But high as Miss Ferber soared in her indignation, I believe she fell short of the social commentary we put together in the Post by simply quoting from the Encyclopedia Britannica’s wholly objective description of the mink as a “fur-bearing animal … of the weasel family … Few mammals are as voracious and bloodthirsty. … The female is of a savage disposition.”

Miss Ferber was herself one of another genus, the “trained seal,” as we working reporters called them, celebrities in other writing media who were sent to the trial by various newspapers and news agencies to catch a quick impression and make profound observations. Also present were Alexander Woollcott, the sage of the New Yorker , and novelists Fannie Hurst, Kathleen Norris, and Ford Madox Ford, who invariably found themselves thoroughly confused by the twists and turns of the testimony and would eventually appeal to some fiftydollar-a-week reporter of the working press to guide them through the maze.

As an aspiring young novelist I was flattered to do service for the most distinguished trained seal of the lot, Ford Madox Ford, a huge, kindly mass of a man well described at the time as resembling a beached whale and very near destitution because of the meager sales of his novels in the Depression. At Ford’s request I showed him around town so he could stock up on overnight supplies. At the drugstore he asked, wistfully, for “the very smallest quantity of toothpaste that you sell” (a ten-cent tube) and elsewhere for “the cheapest spirits you stock, and the very smallest quantity” (this last was a half pint of applejack, the highly potent and potable vin du pays of Hunterdon County, priced at seventy-five cents).

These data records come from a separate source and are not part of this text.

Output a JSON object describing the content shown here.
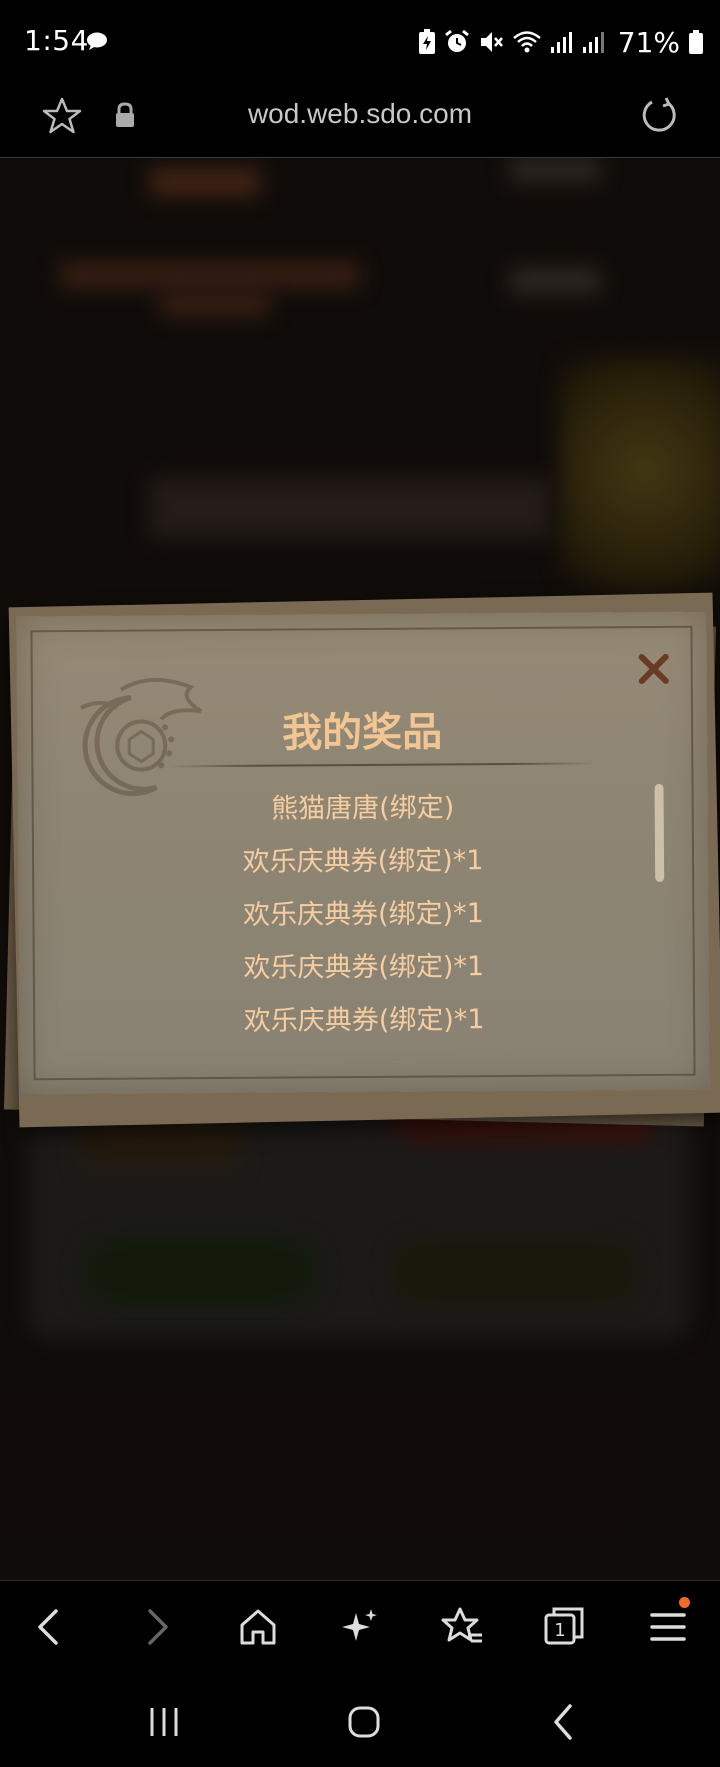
{
  "status_bar": {
    "time": "1:54",
    "battery": "71%",
    "icons": [
      "chat-bubble-icon",
      "battery-saver-icon",
      "alarm-icon",
      "mute-icon",
      "wifi-icon",
      "signal-icon"
    ]
  },
  "browser": {
    "url": "wod.web.sdo.com",
    "icons": [
      "star-icon",
      "lock-icon",
      "reload-icon"
    ]
  },
  "modal": {
    "title": "我的奖品",
    "items": [
      "熊猫唐唐(绑定)",
      "欢乐庆典券(绑定)*1",
      "欢乐庆典券(绑定)*1",
      "欢乐庆典券(绑定)*1",
      "欢乐庆典券(绑定)*1"
    ],
    "colors": {
      "title": "#f2c693",
      "item": "#f6cda0",
      "paper": "#8e8573",
      "close": "#6b3a22"
    }
  },
  "toolbar": {
    "buttons": [
      "back-icon",
      "forward-icon",
      "home-icon",
      "ai-sparkle-icon",
      "bookmarks-icon",
      "tabs-icon",
      "menu-icon"
    ],
    "tab_count": "1",
    "accent": "#ef6a2c"
  },
  "navbar": {
    "buttons": [
      "recents-icon",
      "home-circle-icon",
      "nav-back-icon"
    ]
  }
}
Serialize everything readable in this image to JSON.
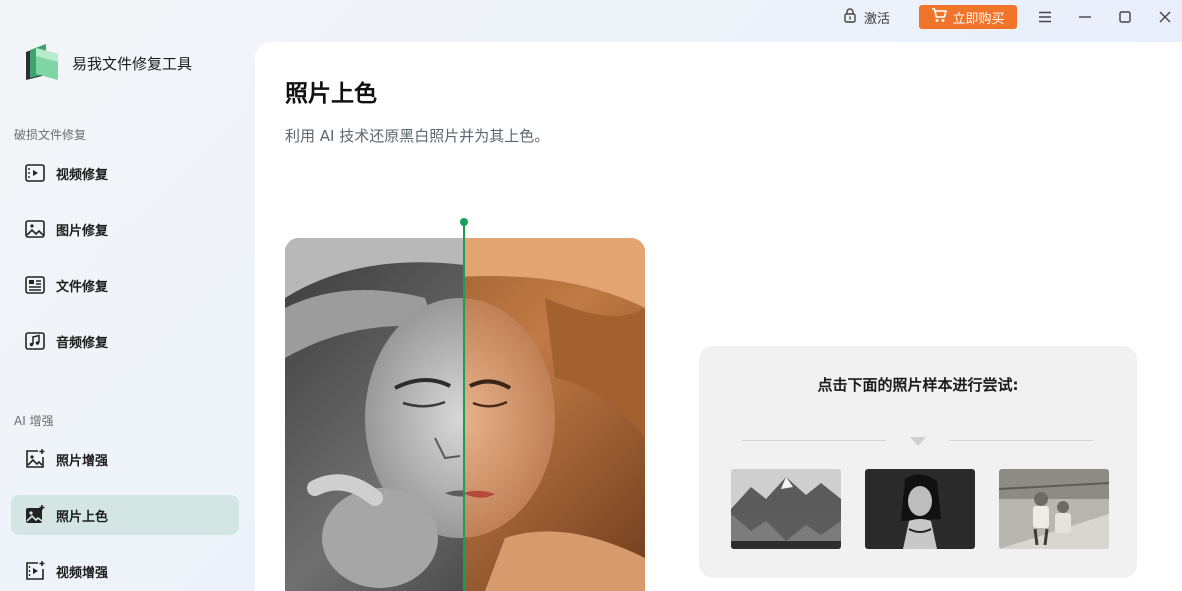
{
  "titlebar": {
    "activate_label": "激活",
    "buy_label": "立即购买",
    "buy_color": "#f0742a",
    "icons": [
      "lock-icon",
      "cart-icon",
      "menu-icon",
      "minimize-icon",
      "maximize-icon",
      "close-icon"
    ]
  },
  "app": {
    "name": "易我文件修复工具"
  },
  "sidebar": {
    "sections": [
      {
        "title": "破损文件修复"
      },
      {
        "title": "AI 增强"
      }
    ],
    "items": [
      {
        "label": "视频修复",
        "icon": "video-icon"
      },
      {
        "label": "图片修复",
        "icon": "image-icon"
      },
      {
        "label": "文件修复",
        "icon": "document-icon"
      },
      {
        "label": "音频修复",
        "icon": "music-icon"
      },
      {
        "label": "照片增强",
        "icon": "photo-enhance-icon"
      },
      {
        "label": "照片上色",
        "icon": "photo-colorize-icon",
        "active": true
      },
      {
        "label": "视频增强",
        "icon": "video-enhance-icon"
      }
    ],
    "active_color": "#d3e6e4"
  },
  "main": {
    "title": "照片上色",
    "subtitle": "利用 AI 技术还原黑白照片并为其上色。",
    "divider_color": "#18a05a",
    "samples": {
      "title": "点击下面的照片样本进行尝试:",
      "items": [
        "sample-landscape",
        "sample-portrait",
        "sample-children"
      ]
    }
  }
}
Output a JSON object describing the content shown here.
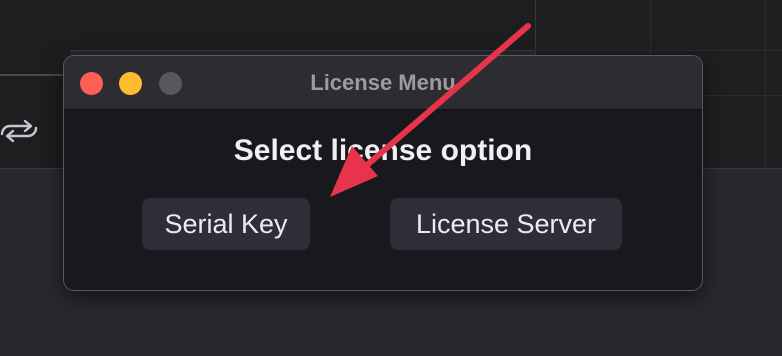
{
  "window": {
    "title": "License Menu",
    "heading": "Select license option"
  },
  "buttons": {
    "serial_key": "Serial Key",
    "license_server": "License Server"
  },
  "colors": {
    "close": "#fe5f57",
    "minimize": "#febc2e",
    "maximize_disabled": "#58575b",
    "annotation_arrow": "#e8344a"
  },
  "icons": {
    "background_icon": "repeat-icon",
    "annotation": "arrow-icon"
  }
}
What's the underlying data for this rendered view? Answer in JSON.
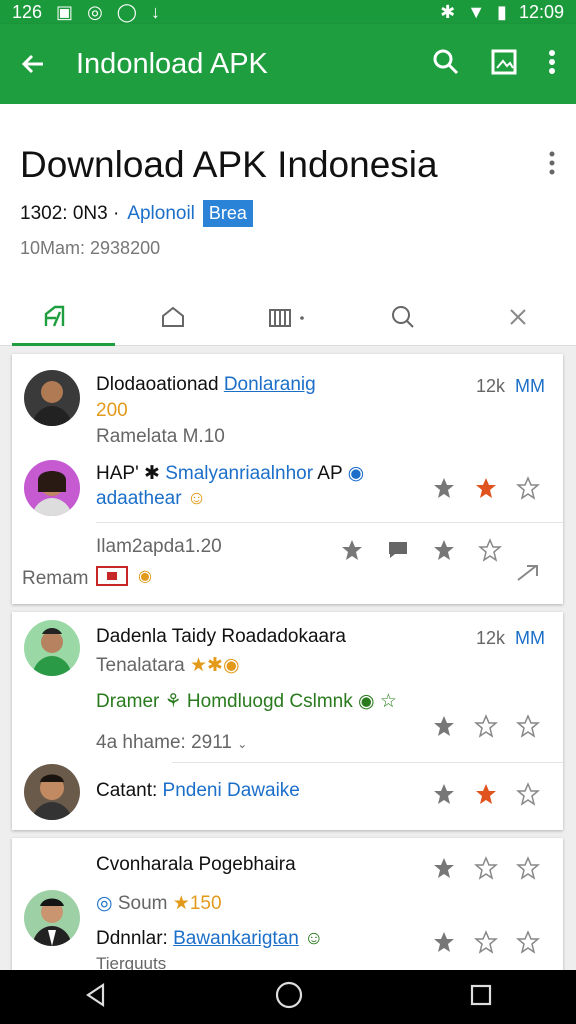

Though the strongest aspects of the case against Hauptmann proved to be a mass of solid, objective evidence of a kind that laymen mistakenly downgrade because it is “circumstantial,” there were also a host of eyewitnesses who claimed to have beheld Hauptmann in a variety of damaging situations. Chief among them was John F. Condon (“Jafsie,” as he called himself), a heavyset, seventy-four-year-old retired elementary-school teacher from “the beautiful borough of the Bronx.” In one of the more bizarre turns of the case he became the intermediary in the ransom negotiations simply by writing a letter to a neighborhood newspaper offering his services —with the astonishing result that the kidnapper, whom he later positively identified as Hauptmann, got in touch with him at once and met with him twice face to face.